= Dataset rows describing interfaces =
━━━━
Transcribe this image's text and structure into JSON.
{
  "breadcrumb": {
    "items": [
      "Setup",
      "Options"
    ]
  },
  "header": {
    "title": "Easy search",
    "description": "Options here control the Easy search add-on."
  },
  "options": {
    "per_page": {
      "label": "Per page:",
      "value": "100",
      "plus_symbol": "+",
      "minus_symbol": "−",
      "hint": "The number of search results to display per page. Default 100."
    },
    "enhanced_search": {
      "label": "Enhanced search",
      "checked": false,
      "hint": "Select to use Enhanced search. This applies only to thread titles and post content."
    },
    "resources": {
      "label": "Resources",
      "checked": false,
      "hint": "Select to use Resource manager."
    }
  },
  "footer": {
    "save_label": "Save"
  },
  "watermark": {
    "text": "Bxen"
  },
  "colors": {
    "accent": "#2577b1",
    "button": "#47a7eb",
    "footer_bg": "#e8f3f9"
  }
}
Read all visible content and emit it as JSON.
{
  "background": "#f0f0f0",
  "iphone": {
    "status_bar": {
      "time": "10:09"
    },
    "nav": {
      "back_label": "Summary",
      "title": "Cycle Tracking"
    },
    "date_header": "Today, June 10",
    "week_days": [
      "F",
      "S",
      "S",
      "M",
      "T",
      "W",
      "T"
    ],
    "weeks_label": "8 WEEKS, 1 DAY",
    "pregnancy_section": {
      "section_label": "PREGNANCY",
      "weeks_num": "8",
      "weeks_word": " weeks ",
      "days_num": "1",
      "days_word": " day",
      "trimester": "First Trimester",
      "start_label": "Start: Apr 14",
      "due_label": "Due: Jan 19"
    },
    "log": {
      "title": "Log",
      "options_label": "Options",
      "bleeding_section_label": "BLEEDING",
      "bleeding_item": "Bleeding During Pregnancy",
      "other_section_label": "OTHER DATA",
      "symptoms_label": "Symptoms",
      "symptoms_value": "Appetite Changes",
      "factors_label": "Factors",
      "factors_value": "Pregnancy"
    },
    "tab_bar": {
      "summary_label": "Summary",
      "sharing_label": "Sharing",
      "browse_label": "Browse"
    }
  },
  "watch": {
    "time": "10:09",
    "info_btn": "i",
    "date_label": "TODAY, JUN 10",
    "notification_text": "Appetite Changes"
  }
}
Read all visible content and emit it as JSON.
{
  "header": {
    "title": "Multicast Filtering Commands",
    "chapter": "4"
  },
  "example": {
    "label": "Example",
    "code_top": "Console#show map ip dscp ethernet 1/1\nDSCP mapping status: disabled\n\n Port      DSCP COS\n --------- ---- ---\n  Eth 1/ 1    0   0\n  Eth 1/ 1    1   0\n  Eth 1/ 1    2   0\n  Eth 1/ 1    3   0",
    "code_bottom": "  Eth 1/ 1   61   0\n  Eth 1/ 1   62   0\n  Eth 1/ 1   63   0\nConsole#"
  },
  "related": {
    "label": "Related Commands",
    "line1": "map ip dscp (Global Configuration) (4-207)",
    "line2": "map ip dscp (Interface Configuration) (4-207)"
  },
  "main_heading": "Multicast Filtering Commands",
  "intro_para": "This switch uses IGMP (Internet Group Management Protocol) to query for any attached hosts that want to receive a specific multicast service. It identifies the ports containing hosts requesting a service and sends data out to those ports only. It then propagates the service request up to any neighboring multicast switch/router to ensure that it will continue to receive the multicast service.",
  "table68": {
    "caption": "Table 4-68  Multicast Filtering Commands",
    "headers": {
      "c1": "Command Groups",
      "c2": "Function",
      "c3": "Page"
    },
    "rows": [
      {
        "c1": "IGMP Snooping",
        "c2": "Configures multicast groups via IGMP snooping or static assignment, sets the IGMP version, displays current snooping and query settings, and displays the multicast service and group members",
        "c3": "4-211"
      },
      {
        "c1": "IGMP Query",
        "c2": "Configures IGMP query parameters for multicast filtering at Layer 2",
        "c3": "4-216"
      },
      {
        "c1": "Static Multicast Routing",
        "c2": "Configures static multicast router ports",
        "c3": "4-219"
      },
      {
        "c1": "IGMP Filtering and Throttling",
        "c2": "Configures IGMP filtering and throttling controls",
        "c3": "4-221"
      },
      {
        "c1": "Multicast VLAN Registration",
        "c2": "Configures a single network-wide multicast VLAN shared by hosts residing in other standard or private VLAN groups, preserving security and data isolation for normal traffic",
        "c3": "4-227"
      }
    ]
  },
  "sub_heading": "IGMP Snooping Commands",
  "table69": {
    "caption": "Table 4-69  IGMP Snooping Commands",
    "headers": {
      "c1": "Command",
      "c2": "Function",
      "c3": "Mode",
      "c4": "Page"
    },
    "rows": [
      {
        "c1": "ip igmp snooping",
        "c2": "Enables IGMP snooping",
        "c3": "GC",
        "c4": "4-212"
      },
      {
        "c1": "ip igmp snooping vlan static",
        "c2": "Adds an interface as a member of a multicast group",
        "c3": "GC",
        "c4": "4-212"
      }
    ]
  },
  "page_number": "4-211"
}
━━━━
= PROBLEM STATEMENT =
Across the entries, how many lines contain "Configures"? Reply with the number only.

= EXERCISE ANSWER =
5